• Collected data
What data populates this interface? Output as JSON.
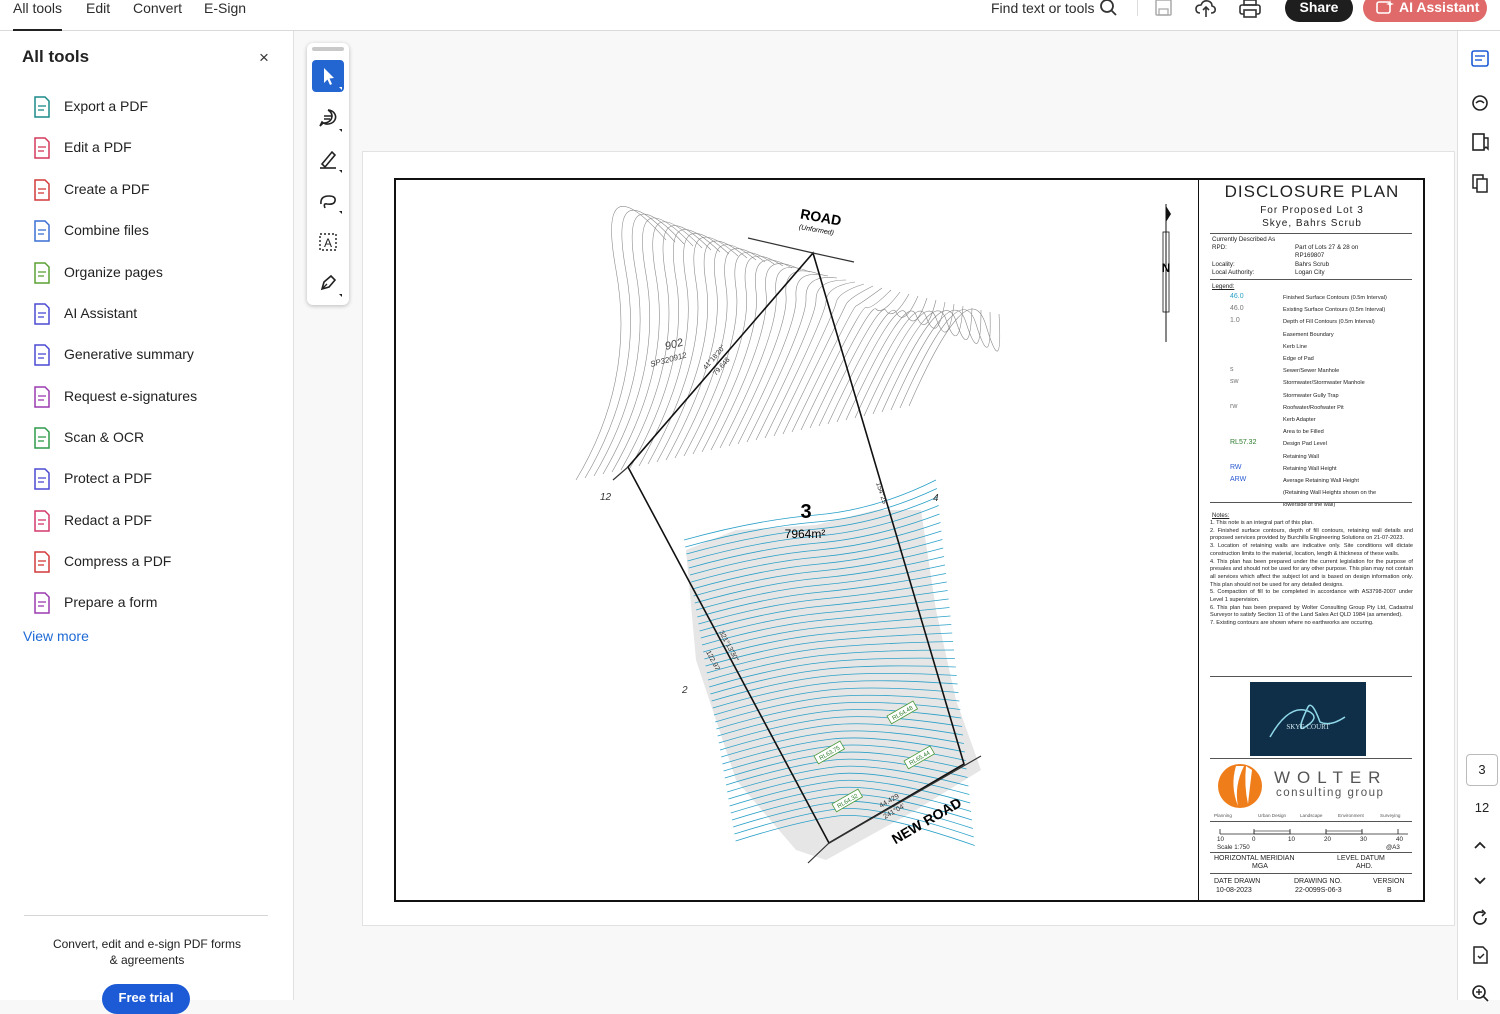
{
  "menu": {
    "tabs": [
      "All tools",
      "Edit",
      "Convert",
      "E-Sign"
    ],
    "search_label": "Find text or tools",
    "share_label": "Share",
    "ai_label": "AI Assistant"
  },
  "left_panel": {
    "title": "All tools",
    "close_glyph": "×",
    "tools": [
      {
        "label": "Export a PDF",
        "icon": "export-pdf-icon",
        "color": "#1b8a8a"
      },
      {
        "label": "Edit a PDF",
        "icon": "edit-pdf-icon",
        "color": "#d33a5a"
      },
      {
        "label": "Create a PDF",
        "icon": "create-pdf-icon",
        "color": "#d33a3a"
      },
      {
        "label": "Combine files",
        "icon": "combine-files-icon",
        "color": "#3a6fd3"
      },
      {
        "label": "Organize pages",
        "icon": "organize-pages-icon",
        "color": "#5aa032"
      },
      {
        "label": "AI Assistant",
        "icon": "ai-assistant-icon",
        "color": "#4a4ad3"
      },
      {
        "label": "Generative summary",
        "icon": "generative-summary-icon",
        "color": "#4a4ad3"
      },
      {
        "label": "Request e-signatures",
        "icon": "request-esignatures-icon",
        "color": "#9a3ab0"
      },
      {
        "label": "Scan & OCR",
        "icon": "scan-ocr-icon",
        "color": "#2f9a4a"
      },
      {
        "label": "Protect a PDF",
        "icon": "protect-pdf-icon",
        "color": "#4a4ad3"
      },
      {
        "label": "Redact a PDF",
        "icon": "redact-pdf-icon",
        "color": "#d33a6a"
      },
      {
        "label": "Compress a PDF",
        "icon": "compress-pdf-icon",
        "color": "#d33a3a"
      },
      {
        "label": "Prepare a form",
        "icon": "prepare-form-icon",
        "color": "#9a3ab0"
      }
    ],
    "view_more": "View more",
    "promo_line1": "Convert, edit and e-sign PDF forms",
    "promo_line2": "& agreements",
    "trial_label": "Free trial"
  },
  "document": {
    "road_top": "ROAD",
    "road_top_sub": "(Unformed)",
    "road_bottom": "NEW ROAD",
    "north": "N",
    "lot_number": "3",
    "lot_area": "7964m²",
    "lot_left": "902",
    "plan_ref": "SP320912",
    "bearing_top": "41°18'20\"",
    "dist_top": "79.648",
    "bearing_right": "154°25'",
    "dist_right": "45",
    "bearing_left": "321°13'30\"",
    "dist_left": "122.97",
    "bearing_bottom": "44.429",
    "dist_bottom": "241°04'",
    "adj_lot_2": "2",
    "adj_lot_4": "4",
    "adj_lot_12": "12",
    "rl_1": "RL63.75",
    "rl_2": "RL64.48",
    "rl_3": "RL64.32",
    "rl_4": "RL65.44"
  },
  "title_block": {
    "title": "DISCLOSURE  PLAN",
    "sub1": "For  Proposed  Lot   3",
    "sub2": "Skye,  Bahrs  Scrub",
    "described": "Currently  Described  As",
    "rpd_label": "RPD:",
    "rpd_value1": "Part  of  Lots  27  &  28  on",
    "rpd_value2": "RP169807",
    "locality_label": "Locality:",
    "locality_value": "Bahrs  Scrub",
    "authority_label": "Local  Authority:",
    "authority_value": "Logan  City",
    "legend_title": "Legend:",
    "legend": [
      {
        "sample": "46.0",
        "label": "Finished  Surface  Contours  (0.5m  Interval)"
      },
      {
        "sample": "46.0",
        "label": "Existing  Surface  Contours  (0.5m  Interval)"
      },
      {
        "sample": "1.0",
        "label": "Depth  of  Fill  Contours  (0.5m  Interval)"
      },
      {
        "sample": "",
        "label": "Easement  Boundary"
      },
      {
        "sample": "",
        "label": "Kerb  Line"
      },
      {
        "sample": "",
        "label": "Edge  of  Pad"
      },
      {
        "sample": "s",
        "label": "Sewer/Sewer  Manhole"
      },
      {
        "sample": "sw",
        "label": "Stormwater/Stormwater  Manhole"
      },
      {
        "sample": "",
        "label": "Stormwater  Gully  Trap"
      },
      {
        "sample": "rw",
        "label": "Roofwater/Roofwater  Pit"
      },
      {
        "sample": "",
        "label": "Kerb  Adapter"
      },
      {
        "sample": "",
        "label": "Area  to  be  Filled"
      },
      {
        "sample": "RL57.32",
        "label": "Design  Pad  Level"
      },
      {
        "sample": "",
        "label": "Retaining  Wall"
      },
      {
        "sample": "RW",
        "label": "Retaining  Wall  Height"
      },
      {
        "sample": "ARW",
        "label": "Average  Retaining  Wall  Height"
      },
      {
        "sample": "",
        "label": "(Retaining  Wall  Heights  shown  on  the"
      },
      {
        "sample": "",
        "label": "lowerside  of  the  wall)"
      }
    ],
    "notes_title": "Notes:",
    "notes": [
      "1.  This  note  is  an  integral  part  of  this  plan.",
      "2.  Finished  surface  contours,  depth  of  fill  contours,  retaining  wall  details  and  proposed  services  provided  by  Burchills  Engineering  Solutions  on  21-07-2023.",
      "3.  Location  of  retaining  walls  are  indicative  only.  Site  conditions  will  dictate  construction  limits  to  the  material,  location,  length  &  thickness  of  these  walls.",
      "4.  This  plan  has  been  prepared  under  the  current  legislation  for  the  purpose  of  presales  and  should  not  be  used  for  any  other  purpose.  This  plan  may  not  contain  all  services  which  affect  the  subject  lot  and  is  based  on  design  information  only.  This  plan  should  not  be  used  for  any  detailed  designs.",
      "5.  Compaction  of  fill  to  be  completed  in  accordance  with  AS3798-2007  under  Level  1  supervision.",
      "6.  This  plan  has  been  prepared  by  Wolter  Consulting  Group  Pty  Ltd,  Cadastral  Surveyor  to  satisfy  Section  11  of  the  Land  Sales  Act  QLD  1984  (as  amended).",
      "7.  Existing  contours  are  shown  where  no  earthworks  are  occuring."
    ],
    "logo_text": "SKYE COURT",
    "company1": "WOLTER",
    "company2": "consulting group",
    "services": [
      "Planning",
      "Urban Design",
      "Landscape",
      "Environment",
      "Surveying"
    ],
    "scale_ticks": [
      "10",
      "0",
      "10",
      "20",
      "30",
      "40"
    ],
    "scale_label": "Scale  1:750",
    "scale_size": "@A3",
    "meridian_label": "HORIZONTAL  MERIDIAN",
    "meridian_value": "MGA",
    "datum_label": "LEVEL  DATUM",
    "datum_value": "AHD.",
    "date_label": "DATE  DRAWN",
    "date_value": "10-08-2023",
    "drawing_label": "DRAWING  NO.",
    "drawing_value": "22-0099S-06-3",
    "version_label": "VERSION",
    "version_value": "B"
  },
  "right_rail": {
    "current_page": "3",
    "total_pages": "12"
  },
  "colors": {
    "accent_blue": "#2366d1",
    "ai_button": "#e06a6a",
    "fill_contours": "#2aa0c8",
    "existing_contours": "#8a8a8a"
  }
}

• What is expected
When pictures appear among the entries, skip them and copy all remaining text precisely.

• Your solution
What data populates this interface? Output as JSON.
{
  "menu": {
    "tabs": [
      "All tools",
      "Edit",
      "Convert",
      "E-Sign"
    ],
    "search_label": "Find text or tools",
    "share_label": "Share",
    "ai_label": "AI Assistant"
  },
  "left_panel": {
    "title": "All tools",
    "close_glyph": "×",
    "tools": [
      {
        "label": "Export a PDF",
        "icon": "export-pdf-icon",
        "color": "#1b8a8a"
      },
      {
        "label": "Edit a PDF",
        "icon": "edit-pdf-icon",
        "color": "#d33a5a"
      },
      {
        "label": "Create a PDF",
        "icon": "create-pdf-icon",
        "color": "#d33a3a"
      },
      {
        "label": "Combine files",
        "icon": "combine-files-icon",
        "color": "#3a6fd3"
      },
      {
        "label": "Organize pages",
        "icon": "organize-pages-icon",
        "color": "#5aa032"
      },
      {
        "label": "AI Assistant",
        "icon": "ai-assistant-icon",
        "color": "#4a4ad3"
      },
      {
        "label": "Generative summary",
        "icon": "generative-summary-icon",
        "color": "#4a4ad3"
      },
      {
        "label": "Request e-signatures",
        "icon": "request-esignatures-icon",
        "color": "#9a3ab0"
      },
      {
        "label": "Scan & OCR",
        "icon": "scan-ocr-icon",
        "color": "#2f9a4a"
      },
      {
        "label": "Protect a PDF",
        "icon": "protect-pdf-icon",
        "color": "#4a4ad3"
      },
      {
        "label": "Redact a PDF",
        "icon": "redact-pdf-icon",
        "color": "#d33a6a"
      },
      {
        "label": "Compress a PDF",
        "icon": "compress-pdf-icon",
        "color": "#d33a3a"
      },
      {
        "label": "Prepare a form",
        "icon": "prepare-form-icon",
        "color": "#9a3ab0"
      }
    ],
    "view_more": "View more",
    "promo_line1": "Convert, edit and e-sign PDF forms",
    "promo_line2": "& agreements",
    "trial_label": "Free trial"
  },
  "document": {
    "road_top": "ROAD",
    "road_top_sub": "(Unformed)",
    "road_bottom": "NEW ROAD",
    "north": "N",
    "lot_number": "3",
    "lot_area": "7964m²",
    "lot_left": "902",
    "plan_ref": "SP320912",
    "bearing_top": "41°18'20\"",
    "dist_top": "79.648",
    "bearing_right": "154°25'",
    "dist_right": "45",
    "bearing_left": "321°13'30\"",
    "dist_left": "122.97",
    "bearing_bottom": "44.429",
    "dist_bottom": "241°04'",
    "adj_lot_2": "2",
    "adj_lot_4": "4",
    "adj_lot_12": "12",
    "rl_1": "RL63.75",
    "rl_2": "RL64.48",
    "rl_3": "RL64.32",
    "rl_4": "RL65.44"
  },
  "title_block": {
    "title": "DISCLOSURE  PLAN",
    "sub1": "For  Proposed  Lot   3",
    "sub2": "Skye,  Bahrs  Scrub",
    "described": "Currently  Described  As",
    "rpd_label": "RPD:",
    "rpd_value1": "Part  of  Lots  27  &  28  on",
    "rpd_value2": "RP169807",
    "locality_label": "Locality:",
    "locality_value": "Bahrs  Scrub",
    "authority_label": "Local  Authority:",
    "authority_value": "Logan  City",
    "legend_title": "Legend:",
    "legend": [
      {
        "sample": "46.0",
        "label": "Finished  Surface  Contours  (0.5m  Interval)"
      },
      {
        "sample": "46.0",
        "label": "Existing  Surface  Contours  (0.5m  Interval)"
      },
      {
        "sample": "1.0",
        "label": "Depth  of  Fill  Contours  (0.5m  Interval)"
      },
      {
        "sample": "",
        "label": "Easement  Boundary"
      },
      {
        "sample": "",
        "label": "Kerb  Line"
      },
      {
        "sample": "",
        "label": "Edge  of  Pad"
      },
      {
        "sample": "s",
        "label": "Sewer/Sewer  Manhole"
      },
      {
        "sample": "sw",
        "label": "Stormwater/Stormwater  Manhole"
      },
      {
        "sample": "",
        "label": "Stormwater  Gully  Trap"
      },
      {
        "sample": "rw",
        "label": "Roofwater/Roofwater  Pit"
      },
      {
        "sample": "",
        "label": "Kerb  Adapter"
      },
      {
        "sample": "",
        "label": "Area  to  be  Filled"
      },
      {
        "sample": "RL57.32",
        "label": "Design  Pad  Level"
      },
      {
        "sample": "",
        "label": "Retaining  Wall"
      },
      {
        "sample": "RW",
        "label": "Retaining  Wall  Height"
      },
      {
        "sample": "ARW",
        "label": "Average  Retaining  Wall  Height"
      },
      {
        "sample": "",
        "label": "(Retaining  Wall  Heights  shown  on  the"
      },
      {
        "sample": "",
        "label": "lowerside  of  the  wall)"
      }
    ],
    "notes_title": "Notes:",
    "notes": [
      "1.  This  note  is  an  integral  part  of  this  plan.",
      "2.  Finished  surface  contours,  depth  of  fill  contours,  retaining  wall  details  and  proposed  services  provided  by  Burchills  Engineering  Solutions  on  21-07-2023.",
      "3.  Location  of  retaining  walls  are  indicative  only.  Site  conditions  will  dictate  construction  limits  to  the  material,  location,  length  &  thickness  of  these  walls.",
      "4.  This  plan  has  been  prepared  under  the  current  legislation  for  the  purpose  of  presales  and  should  not  be  used  for  any  other  purpose.  This  plan  may  not  contain  all  services  which  affect  the  subject  lot  and  is  based  on  design  information  only.  This  plan  should  not  be  used  for  any  detailed  designs.",
      "5.  Compaction  of  fill  to  be  completed  in  accordance  with  AS3798-2007  under  Level  1  supervision.",
      "6.  This  plan  has  been  prepared  by  Wolter  Consulting  Group  Pty  Ltd,  Cadastral  Surveyor  to  satisfy  Section  11  of  the  Land  Sales  Act  QLD  1984  (as  amended).",
      "7.  Existing  contours  are  shown  where  no  earthworks  are  occuring."
    ],
    "logo_text": "SKYE COURT",
    "company1": "WOLTER",
    "company2": "consulting group",
    "services": [
      "Planning",
      "Urban Design",
      "Landscape",
      "Environment",
      "Surveying"
    ],
    "scale_ticks": [
      "10",
      "0",
      "10",
      "20",
      "30",
      "40"
    ],
    "scale_label": "Scale  1:750",
    "scale_size": "@A3",
    "meridian_label": "HORIZONTAL  MERIDIAN",
    "meridian_value": "MGA",
    "datum_label": "LEVEL  DATUM",
    "datum_value": "AHD.",
    "date_label": "DATE  DRAWN",
    "date_value": "10-08-2023",
    "drawing_label": "DRAWING  NO.",
    "drawing_value": "22-0099S-06-3",
    "version_label": "VERSION",
    "version_value": "B"
  },
  "right_rail": {
    "current_page": "3",
    "total_pages": "12"
  },
  "colors": {
    "accent_blue": "#2366d1",
    "ai_button": "#e06a6a",
    "fill_contours": "#2aa0c8",
    "existing_contours": "#8a8a8a"
  }
}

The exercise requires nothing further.